Some pushed for the abolition of the sword and lance as viable weapons for cavalry. Sir Ian Hamilton argued that ‘compared to a modern rifle the sword or lance can only be compared to a medieval toy.’

Leading generals were not impressed and continued to champion the use of lance and sword as cavalry weapons of choice.

General French and General Douglas Haig – key figures in World War I – were the most vociferous against reform, arguing the virtues of slashing and stabbing; the shock of the charge.

General Brabazon went one step further – the tomahawk. He argued that the power and momentum of a cavalry charge - with men swinging tomahawks - would sweep all before it. It had, he argued, proved highly effective on the Afghan frontier – which is clearly where we’re going wrong now.

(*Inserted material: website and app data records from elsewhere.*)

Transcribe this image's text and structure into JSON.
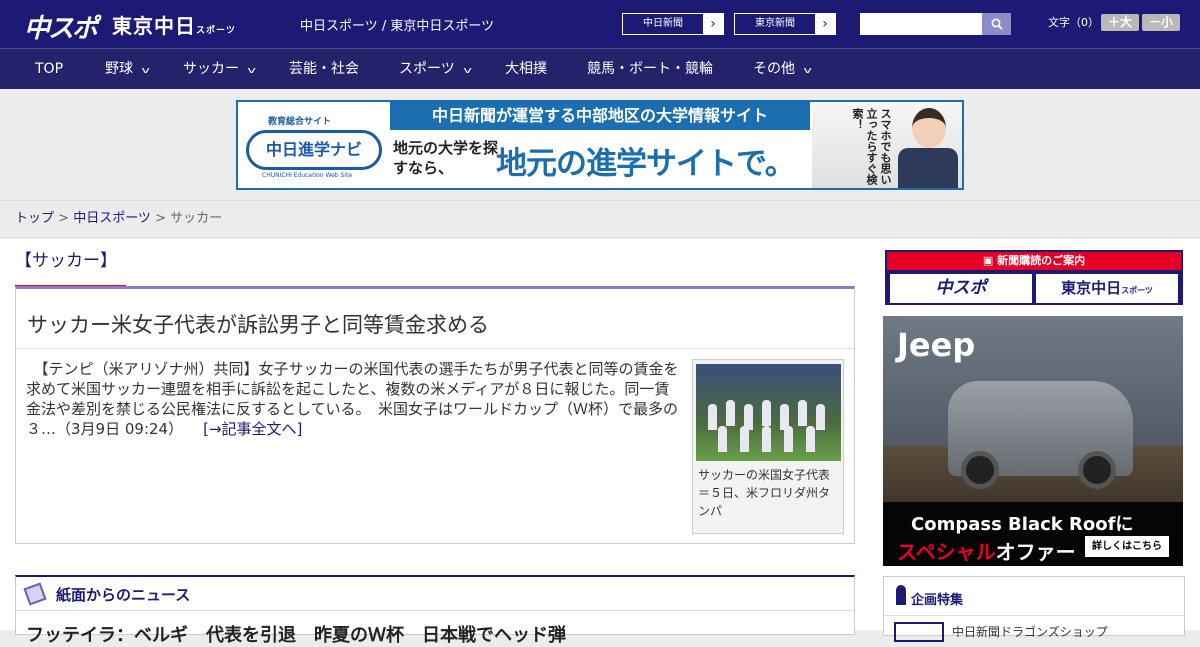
{
  "header": {
    "logo_main": "中スポ",
    "logo_tokyo": "東京中日",
    "logo_tokyo_suffix": "スポーツ",
    "site_links": "中日スポーツ / 東京中日スポーツ",
    "button_chunichi": "中日新聞",
    "button_tokyo": "東京新聞",
    "search_placeholder": "",
    "font_size_label": "文字（0）",
    "font_larger": "＋大",
    "font_smaller": "－小"
  },
  "nav": {
    "items": [
      {
        "label": "TOP"
      },
      {
        "label": "野球"
      },
      {
        "label": "サッカー"
      },
      {
        "label": "芸能・社会"
      },
      {
        "label": "スポーツ"
      },
      {
        "label": "大相撲"
      },
      {
        "label": "競馬・ボート・競輪"
      },
      {
        "label": "その他"
      }
    ]
  },
  "banner": {
    "site_tag": "教育総合サイト",
    "logo_text": "中日進学ナビ",
    "logo_en": "CHUNICHI Education Web Site",
    "headline": "中日新聞が運営する中部地区の大学情報サイト",
    "sub": "地元の大学を探すなら、",
    "big": "地元の進学サイトで。",
    "vertical": "スマホでも思い立ったらすぐ検索！"
  },
  "breadcrumb": {
    "home": "トップ",
    "parent": "中日スポーツ",
    "current": "サッカー",
    "sep": " > "
  },
  "section_title": "【サッカー】",
  "article": {
    "title": "サッカー米女子代表が訴訟男子と同等賃金求める",
    "body": "【テンピ（米アリゾナ州）共同】女子サッカーの米国代表の選手たちが男子代表と同等の賃金を求めて米国サッカー連盟を相手に訴訟を起こしたと、複数の米メディアが８日に報じた。同一賃金法や差別を禁じる公民権法に反するとしている。　米国女子はワールドカップ（Ｗ杯）で最多の３…",
    "timestamp": "（3月9日 09:24）",
    "more_link": "[→記事全文へ]",
    "photo_caption": "サッカーの米国女子代表＝５日、米フロリダ州タンパ"
  },
  "news": {
    "heading": "紙面からのニュース",
    "first_headline": "フッテイラ：ベルギ　代表を引退　昨夏のＷ杯　日本戦でヘッド弾"
  },
  "sidebar": {
    "subscribe_heading": "新聞購読のご案内",
    "subscribe_a": "中スポ",
    "subscribe_b": "東京中日",
    "subscribe_b_suffix": "スポーツ",
    "ad": {
      "brand": "Jeep",
      "line1": "Compass Black Roofに",
      "line2_red": "スペシャル",
      "line2_white": "オファー",
      "cta": "詳しくはこちら"
    },
    "plan_heading": "企画特集",
    "plan_item": "中日新聞ドラゴンズショップ"
  }
}
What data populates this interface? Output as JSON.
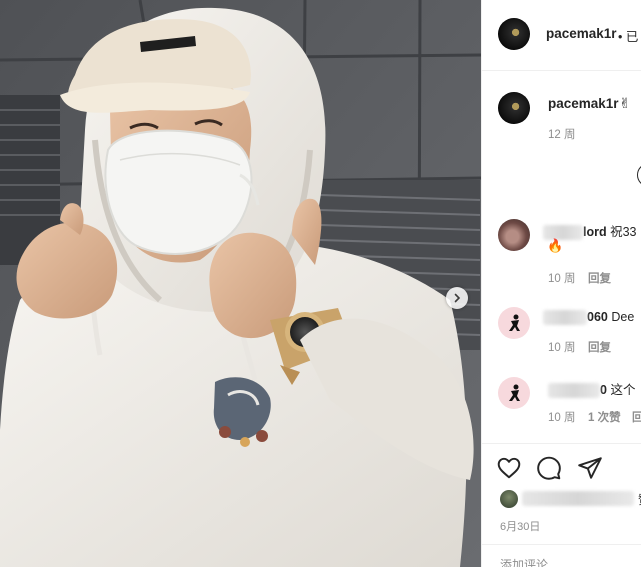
{
  "post": {
    "username": "pacemak1r",
    "header_suffix": "• 已",
    "caption_emoji": "✌",
    "caption_time": "12 周",
    "date": "6月30日"
  },
  "comments": [
    {
      "user_visible": "lord",
      "text": "祝33",
      "emoji": "🔥",
      "time": "10 周",
      "reply": "回复",
      "likes": ""
    },
    {
      "user_visible": "060",
      "text": "Dee",
      "emoji": "",
      "time": "10 周",
      "reply": "回复",
      "likes": ""
    },
    {
      "user_visible": "0",
      "text": "这个",
      "emoji": "",
      "time": "10 周",
      "reply": "回",
      "likes": "1 次赞"
    }
  ],
  "actions": {
    "like_icon": "heart-icon",
    "comment_icon": "comment-bubble-icon",
    "share_icon": "paper-plane-icon",
    "likes_suffix": "赞"
  },
  "footer": {
    "add_comment": "添加评论..."
  },
  "colors": {
    "text": "#262626",
    "muted": "#8e8e8e",
    "divider": "#efefef",
    "hoodie": "#eeebe6",
    "watch_gold": "#c9a36a"
  }
}
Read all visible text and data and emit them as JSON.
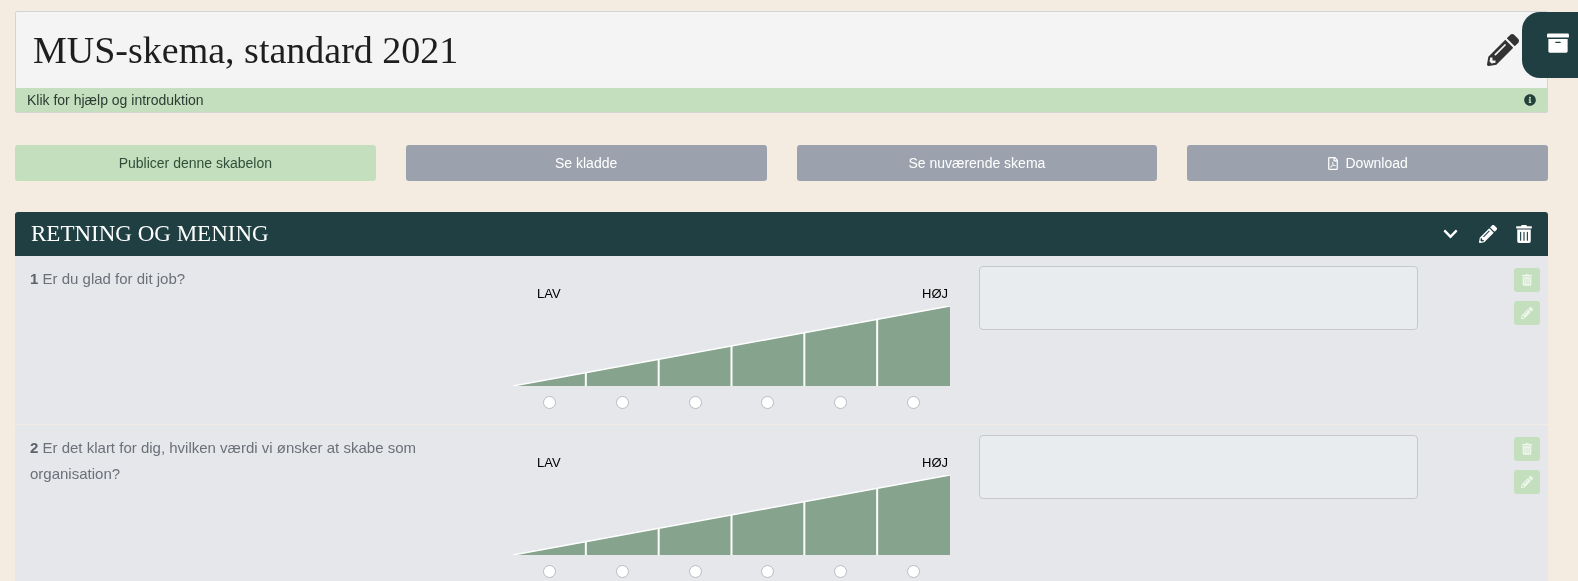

Lord Esher, a man of dry wit, recorded Brabazon’s appearance at the commission:

‘He drew graphic pictures of a cavalry charge under these conditions, so paralysing to the imagination of the Commissioners that they wholly failed to extricate the General or themselves from the discussion of this engrossing subject.’

It was an interesting position to take because the Boer war had clearly demonstrated the devastating effect of artillery and long range rifles. Generals with their powerful, aristocratic connections, however, carried some clout.

The Elgin Commission did what the British always do in such circumstances.


The cavalry would be allowed to keep their swords but, much to the disgust of traditionalists, they would carry rifles as well, and learn how to dismount and fire.

I love eccentricity and so, clearly, did General Brabazon* but was the tomahawk any more eccentric than the lance – a nine foot bamboo cane, tipped and reinforced with steel?

The British tomahawk would have been made from English oak, steel from Coalbrookdale, and decorated with pigeon feathers, perhaps coloured. They’d have made a pretty sight charging against machine guns. It could have been worse. We could have had Generals arguing for blow-pipes.

We could of course have sent in the penguins.

*Ordered to shave off his beard, the younger Brabazon also shaved off one half of a large and luxuriant moustache, startling observers on the regimental parade ground.


Maria Zannini said...

You'd think the casualties would be enough to persuade them to go to rifles.

This absolutely defies common sense. Thanks for the history lesson.

Mike Keyton said...

History often does defy commonsense. So do historians

Jay Paoloni said...

This is very interesting.
I didn't know someone had proposed to use a tomahawk against rifles and machine guns. That does sound ridiculous and absolutely devoid of common sense. Unless both parties at war drop their guns and fight like real men, making the whole thing more fair. But there would still be someone with a gun tucked somewhere on himself anyway.

Anonymous said...

Its amazing how generals would throw men into open fire. The Civil War, WWi, and WWII all witnessed generals who threw there men in large numbers out onto the field with hopes of overwhelming the enemy. The machine gun must have terrified those men of WWI.

Mike Keyton said...

Jay, my definition of fairness would be if leaders went to war. At least in the past Kings fought their own battles. It would have made for a nice corporative sponsorsed event if Bush and Saddam had got into a ring together - or played paintball with real guns

Mike Keyton said...

Stephen, as they said, 'Lions led by donkeys'. The thing is, perhaps, whether the pendulum hasn't swung too far the other way. Would we have defeated Hitler or Japan if the media played the role it does today?

Unknown said...

As Maria said, it simply defies commonsense. It's frightening to think of grown men having a debate about the effectiveness of the lance versus the rifle.

An interesting post. (I thought we were going to discuss chocolate biscuits. How shallow am I? :))

Mike Keyton said...

Shallow, Shirley...? Nay. Lateral